Monday, June 30, 2014

Police react to changing attitudes to cannabis

Over the weekend the results of a Herald poll showed:
Public opinion on smoking weed is turning towards decriminalisation, according to a new poll.
A Herald DigiPoll survey published on Saturday shows almost a third of those surveyed supported decriminalisation, saying they thought smoking cannabis should attract a fine but not a criminal conviction.
Twenty-five per cent went even further and said they think it should be legalised.
Among National Party supporters, 45 per cent supported decriminalisation or legalisation.
However, 53.8 per cent said they favoured keeping the status quo...
...However, the government says it doesn't favour the approach.
"We do not think there are any benefits for decriminalising or legalising cannabis, for medicinal purposes or otherwise, which outweigh the harm it causes to society," Justice Minister Judith Collins told Fairfax.
This morning the NZ Police have issued this statement:  
Police believe the true success of this year’s national cannabis operation is not the drugs destroyed, the guns seized or the suspects arrested but rather the harm that has been prevented from occurring in the community.
Detective Senior Sgt. Scott McGill said that during Operation Lucy 105,000 cannabis plants were destroyed, 112 firearms seized and 640 suspects arrested.
“The cannabis trade is a destructive force in New Zealand society,” Mr McGill said. “By destroying over 100,000 plants before they were harvested police have prevented significant social damage from occurring in our community.”
Mr McGill said the arrest of 64 patched gang members or associates during Operation Lucy shows the strong connection between organised crime and the cannabis trade.
“We are very pleased with the results from this year’s operation which show our commitment to restrict the influence of these organised criminal groups.”
An analysis of this could lead to a conclusion that the police also support decriminalisation (though I doubt that was the intention). When they say their greatest success is in the harm  prevented they do not allude to any inherent harm in the cannabis itself. It is, the police say, the cannabis trade that is destructive. They go on to describe why, by referring to 64 patched gang members/associates and firearms seized.
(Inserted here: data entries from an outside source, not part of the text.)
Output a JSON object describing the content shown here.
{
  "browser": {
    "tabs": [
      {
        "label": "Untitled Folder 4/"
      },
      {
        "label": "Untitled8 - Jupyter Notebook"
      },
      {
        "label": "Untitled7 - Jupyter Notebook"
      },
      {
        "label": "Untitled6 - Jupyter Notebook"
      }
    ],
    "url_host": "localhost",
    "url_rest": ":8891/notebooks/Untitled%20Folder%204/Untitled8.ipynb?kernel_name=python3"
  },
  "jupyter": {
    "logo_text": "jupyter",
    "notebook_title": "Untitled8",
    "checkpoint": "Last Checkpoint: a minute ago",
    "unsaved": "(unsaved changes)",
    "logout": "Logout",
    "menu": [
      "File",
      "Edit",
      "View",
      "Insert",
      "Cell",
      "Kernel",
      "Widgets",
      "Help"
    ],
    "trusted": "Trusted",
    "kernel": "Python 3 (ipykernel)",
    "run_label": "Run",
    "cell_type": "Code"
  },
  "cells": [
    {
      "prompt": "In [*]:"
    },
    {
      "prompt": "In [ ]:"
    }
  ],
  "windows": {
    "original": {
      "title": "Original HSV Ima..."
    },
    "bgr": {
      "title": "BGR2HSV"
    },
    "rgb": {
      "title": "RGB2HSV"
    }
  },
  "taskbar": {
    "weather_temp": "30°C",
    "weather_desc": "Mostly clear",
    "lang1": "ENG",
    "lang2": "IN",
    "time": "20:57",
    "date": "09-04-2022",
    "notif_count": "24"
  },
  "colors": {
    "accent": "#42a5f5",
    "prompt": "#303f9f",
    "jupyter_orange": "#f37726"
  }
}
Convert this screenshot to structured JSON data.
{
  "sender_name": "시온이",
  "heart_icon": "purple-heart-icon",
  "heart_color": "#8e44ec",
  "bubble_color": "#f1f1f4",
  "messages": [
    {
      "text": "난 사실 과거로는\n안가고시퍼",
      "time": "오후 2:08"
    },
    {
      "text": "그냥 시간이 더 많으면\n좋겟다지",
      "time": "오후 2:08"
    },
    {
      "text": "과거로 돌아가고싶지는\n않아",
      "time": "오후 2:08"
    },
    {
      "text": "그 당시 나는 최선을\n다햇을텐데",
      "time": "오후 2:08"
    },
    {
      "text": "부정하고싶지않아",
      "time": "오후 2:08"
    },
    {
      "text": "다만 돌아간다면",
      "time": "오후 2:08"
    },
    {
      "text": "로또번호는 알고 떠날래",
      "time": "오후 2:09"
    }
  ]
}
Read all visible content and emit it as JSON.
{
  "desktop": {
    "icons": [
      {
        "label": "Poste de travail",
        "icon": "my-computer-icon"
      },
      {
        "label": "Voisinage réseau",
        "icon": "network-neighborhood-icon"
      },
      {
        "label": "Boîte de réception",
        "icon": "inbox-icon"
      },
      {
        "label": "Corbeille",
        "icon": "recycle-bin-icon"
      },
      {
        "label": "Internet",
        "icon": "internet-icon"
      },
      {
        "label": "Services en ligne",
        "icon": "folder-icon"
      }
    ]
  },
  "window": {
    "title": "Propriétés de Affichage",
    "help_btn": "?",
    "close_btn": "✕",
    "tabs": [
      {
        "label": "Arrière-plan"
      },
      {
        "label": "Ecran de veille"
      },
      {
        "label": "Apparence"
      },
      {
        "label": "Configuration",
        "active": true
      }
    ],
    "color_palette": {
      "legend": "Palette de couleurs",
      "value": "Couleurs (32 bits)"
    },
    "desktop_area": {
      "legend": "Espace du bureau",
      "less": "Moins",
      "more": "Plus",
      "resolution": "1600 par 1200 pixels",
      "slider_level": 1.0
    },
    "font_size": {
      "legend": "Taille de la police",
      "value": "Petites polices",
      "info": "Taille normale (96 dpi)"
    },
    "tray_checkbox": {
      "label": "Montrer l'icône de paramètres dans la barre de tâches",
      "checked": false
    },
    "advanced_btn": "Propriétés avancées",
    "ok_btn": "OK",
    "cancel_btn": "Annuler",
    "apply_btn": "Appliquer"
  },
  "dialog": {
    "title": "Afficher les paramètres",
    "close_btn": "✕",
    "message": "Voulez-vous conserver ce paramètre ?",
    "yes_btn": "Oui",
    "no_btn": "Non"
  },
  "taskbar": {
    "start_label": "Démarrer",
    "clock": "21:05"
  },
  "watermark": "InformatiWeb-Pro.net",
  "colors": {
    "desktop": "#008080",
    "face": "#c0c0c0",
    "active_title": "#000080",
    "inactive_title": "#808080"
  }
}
Many people who support change do so because of the criminality illegal trade breeds. This statement from the police won't change their position. It will probably reinforce it.

1 comment:

JC said...

Maybe it will change over time and with familiarity but legalising pot in Colorado has likely increased crime.